_DATA SUPPLIED_.
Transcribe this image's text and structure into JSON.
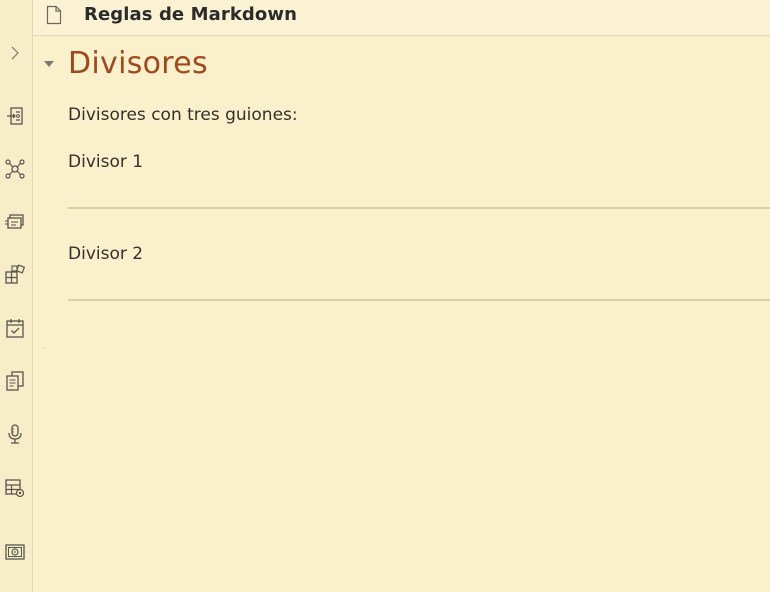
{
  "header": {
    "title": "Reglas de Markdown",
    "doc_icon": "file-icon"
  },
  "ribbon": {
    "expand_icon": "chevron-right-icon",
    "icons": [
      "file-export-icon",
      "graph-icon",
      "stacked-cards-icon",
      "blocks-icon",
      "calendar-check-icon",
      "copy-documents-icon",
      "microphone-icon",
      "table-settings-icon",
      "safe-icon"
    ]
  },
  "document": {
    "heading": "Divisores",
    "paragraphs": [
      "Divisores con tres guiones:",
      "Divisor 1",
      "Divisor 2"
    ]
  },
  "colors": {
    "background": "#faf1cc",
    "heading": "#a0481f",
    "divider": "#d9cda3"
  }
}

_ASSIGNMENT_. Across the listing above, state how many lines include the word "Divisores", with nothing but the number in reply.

_TASK RESPONSE_. 2